* **Extracted data entries**

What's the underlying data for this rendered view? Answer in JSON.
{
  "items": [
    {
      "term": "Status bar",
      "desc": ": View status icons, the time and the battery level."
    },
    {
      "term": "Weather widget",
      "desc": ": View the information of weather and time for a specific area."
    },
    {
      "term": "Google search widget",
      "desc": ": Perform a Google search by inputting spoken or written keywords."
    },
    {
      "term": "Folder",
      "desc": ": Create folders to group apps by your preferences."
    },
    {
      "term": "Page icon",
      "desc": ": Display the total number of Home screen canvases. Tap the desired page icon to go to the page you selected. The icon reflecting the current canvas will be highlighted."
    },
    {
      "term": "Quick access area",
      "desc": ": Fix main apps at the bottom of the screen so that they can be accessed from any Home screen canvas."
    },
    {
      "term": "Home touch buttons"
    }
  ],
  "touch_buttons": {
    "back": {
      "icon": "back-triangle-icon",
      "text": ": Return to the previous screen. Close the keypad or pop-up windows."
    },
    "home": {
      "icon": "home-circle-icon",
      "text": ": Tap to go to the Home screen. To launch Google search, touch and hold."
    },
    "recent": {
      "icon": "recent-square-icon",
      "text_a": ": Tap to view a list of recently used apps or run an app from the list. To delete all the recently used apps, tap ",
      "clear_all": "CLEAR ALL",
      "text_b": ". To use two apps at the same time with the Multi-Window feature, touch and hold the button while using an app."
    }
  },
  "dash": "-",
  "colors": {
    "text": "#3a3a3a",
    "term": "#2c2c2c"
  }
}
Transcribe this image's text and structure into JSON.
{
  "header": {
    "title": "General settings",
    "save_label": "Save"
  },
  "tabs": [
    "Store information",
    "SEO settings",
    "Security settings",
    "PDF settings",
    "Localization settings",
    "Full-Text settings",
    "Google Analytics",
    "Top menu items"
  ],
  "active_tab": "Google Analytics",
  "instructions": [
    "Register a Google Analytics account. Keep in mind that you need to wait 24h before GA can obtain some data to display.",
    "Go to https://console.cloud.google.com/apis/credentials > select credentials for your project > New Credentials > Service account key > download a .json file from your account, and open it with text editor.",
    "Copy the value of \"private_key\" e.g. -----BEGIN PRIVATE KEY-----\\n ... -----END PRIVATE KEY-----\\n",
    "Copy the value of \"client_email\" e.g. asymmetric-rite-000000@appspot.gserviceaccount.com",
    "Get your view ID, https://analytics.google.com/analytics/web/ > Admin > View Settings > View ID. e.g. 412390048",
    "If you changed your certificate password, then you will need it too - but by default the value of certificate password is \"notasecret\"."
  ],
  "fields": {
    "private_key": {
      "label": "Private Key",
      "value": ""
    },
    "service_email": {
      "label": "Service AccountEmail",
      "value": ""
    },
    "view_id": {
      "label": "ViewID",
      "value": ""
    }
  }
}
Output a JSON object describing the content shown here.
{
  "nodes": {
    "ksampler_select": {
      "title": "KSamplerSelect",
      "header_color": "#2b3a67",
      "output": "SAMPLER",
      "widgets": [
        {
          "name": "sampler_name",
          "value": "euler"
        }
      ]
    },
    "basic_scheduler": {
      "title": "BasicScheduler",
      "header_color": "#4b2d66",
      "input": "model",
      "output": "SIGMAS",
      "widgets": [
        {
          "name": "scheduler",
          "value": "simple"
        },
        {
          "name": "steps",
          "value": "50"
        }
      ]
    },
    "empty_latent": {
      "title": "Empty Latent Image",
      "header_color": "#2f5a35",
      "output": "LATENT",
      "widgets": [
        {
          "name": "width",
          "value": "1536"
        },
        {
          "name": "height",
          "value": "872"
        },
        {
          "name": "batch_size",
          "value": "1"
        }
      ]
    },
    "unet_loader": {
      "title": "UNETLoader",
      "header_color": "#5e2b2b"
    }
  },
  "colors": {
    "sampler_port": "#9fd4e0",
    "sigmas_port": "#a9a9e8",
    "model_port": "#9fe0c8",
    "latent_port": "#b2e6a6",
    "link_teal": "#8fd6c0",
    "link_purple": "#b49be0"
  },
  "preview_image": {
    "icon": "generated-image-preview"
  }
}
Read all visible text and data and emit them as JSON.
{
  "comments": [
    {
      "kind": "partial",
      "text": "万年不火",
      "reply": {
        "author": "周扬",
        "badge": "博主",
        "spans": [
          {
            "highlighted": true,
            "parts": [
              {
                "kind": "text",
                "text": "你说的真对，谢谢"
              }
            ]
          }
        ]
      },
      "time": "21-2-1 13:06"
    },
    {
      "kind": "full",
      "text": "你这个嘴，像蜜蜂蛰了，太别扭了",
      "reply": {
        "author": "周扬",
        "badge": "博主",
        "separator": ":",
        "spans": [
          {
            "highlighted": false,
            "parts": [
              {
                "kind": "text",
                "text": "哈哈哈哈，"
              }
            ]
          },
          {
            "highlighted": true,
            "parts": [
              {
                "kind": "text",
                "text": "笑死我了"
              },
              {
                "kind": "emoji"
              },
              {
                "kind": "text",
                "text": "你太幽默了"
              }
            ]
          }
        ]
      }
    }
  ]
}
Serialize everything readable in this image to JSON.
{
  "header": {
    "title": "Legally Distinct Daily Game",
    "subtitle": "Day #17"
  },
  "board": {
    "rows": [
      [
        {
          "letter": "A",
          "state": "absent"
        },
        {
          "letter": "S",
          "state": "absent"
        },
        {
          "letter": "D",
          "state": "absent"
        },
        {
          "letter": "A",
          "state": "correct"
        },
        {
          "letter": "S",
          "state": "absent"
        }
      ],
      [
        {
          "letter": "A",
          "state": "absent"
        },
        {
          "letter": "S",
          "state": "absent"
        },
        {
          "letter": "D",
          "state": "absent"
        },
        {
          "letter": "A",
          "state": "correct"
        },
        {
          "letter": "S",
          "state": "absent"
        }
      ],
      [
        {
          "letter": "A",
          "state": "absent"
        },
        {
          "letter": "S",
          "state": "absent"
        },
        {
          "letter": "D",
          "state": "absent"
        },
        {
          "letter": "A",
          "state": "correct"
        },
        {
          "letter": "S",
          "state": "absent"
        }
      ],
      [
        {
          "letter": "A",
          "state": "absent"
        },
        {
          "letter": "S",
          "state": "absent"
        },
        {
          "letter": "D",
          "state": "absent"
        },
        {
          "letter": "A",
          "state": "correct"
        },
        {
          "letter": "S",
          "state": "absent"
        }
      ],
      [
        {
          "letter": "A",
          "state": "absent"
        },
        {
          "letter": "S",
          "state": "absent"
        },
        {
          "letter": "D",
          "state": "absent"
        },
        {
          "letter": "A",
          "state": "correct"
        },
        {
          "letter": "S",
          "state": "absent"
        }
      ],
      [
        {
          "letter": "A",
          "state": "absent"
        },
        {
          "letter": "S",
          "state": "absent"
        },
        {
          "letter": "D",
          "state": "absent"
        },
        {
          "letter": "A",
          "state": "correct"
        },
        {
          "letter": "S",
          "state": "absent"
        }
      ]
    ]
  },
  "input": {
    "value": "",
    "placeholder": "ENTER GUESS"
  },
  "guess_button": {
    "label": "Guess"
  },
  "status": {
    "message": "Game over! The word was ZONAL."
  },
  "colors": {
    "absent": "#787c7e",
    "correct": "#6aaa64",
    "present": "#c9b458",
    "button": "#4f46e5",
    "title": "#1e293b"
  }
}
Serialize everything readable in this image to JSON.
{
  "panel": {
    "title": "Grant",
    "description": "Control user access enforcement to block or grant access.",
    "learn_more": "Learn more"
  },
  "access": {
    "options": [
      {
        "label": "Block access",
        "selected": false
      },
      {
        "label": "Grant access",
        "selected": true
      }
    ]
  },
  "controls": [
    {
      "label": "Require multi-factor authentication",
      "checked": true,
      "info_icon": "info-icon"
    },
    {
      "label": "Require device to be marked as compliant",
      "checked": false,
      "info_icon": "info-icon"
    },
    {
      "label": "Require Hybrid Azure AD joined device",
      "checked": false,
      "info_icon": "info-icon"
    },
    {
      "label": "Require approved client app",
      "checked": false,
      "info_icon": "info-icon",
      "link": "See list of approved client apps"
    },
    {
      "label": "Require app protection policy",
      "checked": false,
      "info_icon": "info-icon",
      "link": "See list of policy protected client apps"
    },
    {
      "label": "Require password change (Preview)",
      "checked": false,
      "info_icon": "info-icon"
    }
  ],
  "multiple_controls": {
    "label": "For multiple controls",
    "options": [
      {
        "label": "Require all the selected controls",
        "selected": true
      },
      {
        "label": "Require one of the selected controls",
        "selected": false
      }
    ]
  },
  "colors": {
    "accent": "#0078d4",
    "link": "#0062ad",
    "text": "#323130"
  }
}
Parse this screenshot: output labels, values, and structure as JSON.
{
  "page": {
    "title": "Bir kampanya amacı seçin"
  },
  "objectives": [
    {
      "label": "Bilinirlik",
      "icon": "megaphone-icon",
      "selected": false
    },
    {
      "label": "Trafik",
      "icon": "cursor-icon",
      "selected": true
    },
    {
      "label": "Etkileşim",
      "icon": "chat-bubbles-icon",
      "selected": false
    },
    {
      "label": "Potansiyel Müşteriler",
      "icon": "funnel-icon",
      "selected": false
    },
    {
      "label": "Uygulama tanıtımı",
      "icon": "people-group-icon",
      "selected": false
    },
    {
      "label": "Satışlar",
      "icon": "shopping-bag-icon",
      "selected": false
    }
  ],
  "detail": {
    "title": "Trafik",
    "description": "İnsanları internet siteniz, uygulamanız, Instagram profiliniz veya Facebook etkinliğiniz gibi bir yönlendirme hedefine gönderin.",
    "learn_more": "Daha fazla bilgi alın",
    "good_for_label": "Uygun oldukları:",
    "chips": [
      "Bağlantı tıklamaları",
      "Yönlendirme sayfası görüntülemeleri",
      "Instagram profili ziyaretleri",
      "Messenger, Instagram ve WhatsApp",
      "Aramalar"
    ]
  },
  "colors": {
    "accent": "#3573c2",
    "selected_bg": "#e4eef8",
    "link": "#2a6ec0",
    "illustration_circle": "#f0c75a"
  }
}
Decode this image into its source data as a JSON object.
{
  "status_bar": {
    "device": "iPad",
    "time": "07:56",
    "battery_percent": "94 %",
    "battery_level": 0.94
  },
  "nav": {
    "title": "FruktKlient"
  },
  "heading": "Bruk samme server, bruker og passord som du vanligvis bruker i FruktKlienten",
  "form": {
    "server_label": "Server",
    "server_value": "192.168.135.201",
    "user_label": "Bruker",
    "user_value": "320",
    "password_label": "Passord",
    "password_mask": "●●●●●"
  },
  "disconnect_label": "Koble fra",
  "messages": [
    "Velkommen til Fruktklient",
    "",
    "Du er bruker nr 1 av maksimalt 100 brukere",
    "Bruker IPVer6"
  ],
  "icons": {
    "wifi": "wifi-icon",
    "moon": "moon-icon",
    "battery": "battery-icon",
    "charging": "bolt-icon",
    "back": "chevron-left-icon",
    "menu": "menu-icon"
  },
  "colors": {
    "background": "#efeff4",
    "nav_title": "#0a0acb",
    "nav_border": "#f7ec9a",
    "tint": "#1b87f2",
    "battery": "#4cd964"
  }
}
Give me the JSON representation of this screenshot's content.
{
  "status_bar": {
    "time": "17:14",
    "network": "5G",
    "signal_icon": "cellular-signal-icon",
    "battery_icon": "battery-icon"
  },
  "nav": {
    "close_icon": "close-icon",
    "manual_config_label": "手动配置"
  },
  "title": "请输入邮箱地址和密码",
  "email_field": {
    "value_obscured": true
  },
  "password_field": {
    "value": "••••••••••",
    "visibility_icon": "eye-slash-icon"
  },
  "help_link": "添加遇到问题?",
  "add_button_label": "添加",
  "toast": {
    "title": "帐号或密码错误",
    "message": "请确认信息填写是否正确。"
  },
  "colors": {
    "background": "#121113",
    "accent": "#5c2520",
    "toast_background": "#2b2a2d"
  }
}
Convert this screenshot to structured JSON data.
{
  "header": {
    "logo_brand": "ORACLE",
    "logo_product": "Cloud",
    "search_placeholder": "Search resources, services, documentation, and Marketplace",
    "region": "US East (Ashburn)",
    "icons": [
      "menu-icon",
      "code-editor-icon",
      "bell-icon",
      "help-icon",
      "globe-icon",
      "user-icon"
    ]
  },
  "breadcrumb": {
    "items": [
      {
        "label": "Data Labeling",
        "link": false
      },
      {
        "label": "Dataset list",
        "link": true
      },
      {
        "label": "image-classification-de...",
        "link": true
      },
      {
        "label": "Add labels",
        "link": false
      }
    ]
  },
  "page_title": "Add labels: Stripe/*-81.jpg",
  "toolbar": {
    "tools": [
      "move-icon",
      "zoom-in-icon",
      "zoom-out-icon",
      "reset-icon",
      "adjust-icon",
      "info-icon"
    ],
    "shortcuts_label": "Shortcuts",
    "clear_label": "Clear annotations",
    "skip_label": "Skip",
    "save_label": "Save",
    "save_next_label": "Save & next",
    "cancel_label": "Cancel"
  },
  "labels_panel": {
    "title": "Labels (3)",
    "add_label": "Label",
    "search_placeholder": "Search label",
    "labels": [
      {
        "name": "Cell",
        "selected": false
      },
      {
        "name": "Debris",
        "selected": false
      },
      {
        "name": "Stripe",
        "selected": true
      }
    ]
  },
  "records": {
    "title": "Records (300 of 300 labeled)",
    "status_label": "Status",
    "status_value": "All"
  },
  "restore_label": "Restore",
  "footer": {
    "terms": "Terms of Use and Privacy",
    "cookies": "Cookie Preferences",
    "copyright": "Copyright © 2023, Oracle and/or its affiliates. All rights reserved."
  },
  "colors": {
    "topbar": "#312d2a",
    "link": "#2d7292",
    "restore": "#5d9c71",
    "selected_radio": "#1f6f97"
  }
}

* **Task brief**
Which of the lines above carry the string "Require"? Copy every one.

* **Result**
      "label": "Require multi-factor authentication",
      "label": "Require device to be marked as compliant",
      "label": "Require Hybrid Azure AD joined device",
      "label": "Require approved client app",
      "label": "Require app protection policy",
      "label": "Require password change (Preview)",
        "label": "Require all the selected controls",
        "label": "Require one of the selected controls",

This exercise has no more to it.